"Oh, it was no offence to send for your kettle," Mrs. Tompkins replied, smiling. "That was all right and proper. I was only a little vexed at your Hannah's impudence. But, Aunt Mary, let has-beens be has-beens. I am sorry that there has occurred the least bit of coolness between us."

Aunt Mary's heart bounded as lightly as if a hundred-pound weight had been taken from it; she was made happy on the instant.

"You don't know how glad I am to hear you say so, Mrs. Tompkins," she said, earnestly. "It has removed a load from my heart. Hereafter, I hope nothing will occur again to disturb our friendly feelings. You may have the kettle again, in a day or two, in welcome, and keep it as long as you please."

The breach was thus easily healed; and had Aunt Mary gone over on Saturday to see Mrs. Tompkins, she would have saved herself a world of trouble.

Still, nothing of this was known to the other members of the church, who were as full of conjecture as ever, concerning the singular conduct, as they called it, of Aunt Mary. The minister said nothing, and Mrs. Tompkins, of course, said nothing; and no one ventured to question Aunt Mary.

On the next Sabbath, Aunt Mary came to church as usual, and all eyes were instantly upon her.

Some thought she still looked troubled, and was paler than before, while others perceived that she was really more cheerful. In due time, the minister arose and announced his text:

"Give to him that asks, and of him that would borrow of you, turn not away."

"My dear friends," said he, on drawing near to the close of his subject, "the text teaches us, besides that of simple alms-giving, the duty of lending; but you will observe, it says not a word about borrowing. Under the law laid down here, we may lend as much as we please, but it gives no license to borrow. Now, as far as I have been able to learn, a number of my congregation have not been very particular on this point. They seem to think that it is helping their neighbors to keep this injunction to lend, by compelling an obedience to the precept, whether they are inclined to obey or not. Now, this is wrong. We are justified in lending to those who need such kind offices, but not to put others to the inconvenience of lending when we are fully able to supply our own needs. This is going beyond the scope of the Divine injunction, and I hold it to be morally wrong to do so. Some of you, I am credibly informed," and his voice fell to a low, distinct, and solemn tone, "are in the habit of regularly borrowing Aunt Mary's preserving kettle (here Aunt Mary looked up with a bewildered air, while her face colored deeply, and the whole congregation stared in amazement; but the minister went calmly on) and this, too, without regard to her convenience. Nor is this all the kettle is hardly ever returned in a good condition. How thoughtless! how wrong! In this, Aunt Mary alone has been faithful to the precept in my text, while you have departed widely from its true spirit. Let me hope that you will think better of this matter, and wisely resolve to let your past short-comings suffice."
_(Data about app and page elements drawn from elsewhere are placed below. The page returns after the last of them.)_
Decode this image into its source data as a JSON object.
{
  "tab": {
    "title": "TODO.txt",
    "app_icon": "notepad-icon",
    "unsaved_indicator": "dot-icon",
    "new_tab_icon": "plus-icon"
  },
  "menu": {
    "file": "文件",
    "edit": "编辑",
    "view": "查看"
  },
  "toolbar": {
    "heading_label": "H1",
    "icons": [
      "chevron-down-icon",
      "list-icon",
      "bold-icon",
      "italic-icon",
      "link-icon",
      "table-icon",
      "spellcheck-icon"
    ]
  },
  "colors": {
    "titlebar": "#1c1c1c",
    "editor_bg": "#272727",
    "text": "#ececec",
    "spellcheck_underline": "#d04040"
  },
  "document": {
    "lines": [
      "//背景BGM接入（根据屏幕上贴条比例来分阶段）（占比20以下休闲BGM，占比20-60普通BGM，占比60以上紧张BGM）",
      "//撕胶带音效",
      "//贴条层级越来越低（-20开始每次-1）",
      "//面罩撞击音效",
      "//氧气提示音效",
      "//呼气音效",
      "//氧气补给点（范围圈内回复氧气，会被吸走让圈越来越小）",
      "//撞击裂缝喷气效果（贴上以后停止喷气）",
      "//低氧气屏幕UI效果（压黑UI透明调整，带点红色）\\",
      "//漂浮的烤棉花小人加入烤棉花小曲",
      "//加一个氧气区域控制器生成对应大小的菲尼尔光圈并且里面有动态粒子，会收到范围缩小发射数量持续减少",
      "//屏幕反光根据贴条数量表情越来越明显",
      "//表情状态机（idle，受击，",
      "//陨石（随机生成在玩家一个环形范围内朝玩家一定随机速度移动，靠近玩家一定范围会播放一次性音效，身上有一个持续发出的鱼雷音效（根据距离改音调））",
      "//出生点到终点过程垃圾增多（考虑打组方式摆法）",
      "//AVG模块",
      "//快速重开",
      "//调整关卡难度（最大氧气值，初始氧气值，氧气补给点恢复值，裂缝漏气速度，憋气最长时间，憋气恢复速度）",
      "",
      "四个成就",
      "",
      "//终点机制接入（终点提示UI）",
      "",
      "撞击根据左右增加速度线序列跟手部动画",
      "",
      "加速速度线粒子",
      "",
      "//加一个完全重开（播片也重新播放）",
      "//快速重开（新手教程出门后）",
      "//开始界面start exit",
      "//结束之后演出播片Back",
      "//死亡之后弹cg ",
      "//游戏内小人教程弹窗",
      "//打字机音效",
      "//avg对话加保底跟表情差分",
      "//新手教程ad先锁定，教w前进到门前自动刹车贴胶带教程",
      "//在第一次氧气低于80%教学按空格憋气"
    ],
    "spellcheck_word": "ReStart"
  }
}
And thus the sermon closed. It may well be supposed that for some days there was something of a stir in the hive. The ladies of the congregation who were among the borrowers of the preserving kettle, and they were not a few, including the minister's wife, were for a time deeply incensed at Aunt Mary, and not a few at the minister. But this temporary indignation soon wore off, for Aunt Mary was so kind and good that no one could feel offended with her for any length of time, more especially where there was really no cause of offence. One by one, they called upon her, as they were enabled to see how really they had been guilty of trespassing upon good nature, and, after apologizing, enjoyed with her a hearty laugh upon the subject. And, finally, the whole thing came to be looked upon as quite an amusing as well as an instructive affair.
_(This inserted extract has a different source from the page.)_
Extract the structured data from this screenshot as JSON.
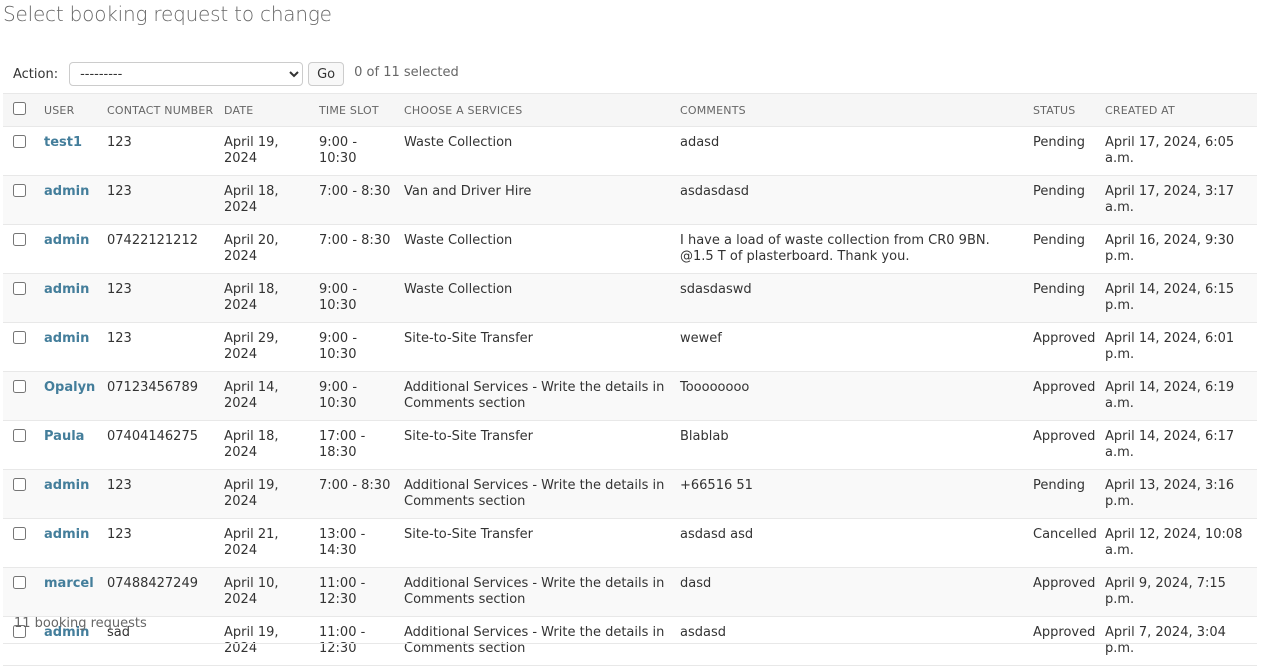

After this, Aunt Mary was allowed to possess her beautiful bell-metal preserving kettle in peace, which was to her a source of no small satisfaction. And what was more, in the course of the next preserving season, a stock of twenty or thirty brass, copper, and bell-metal kettles, that had been lying for years on the shelves of a hardware-dealer's store in the village, almost uninquired for, were all sold off, and a new supply obtained from Boston to meet the increased demand.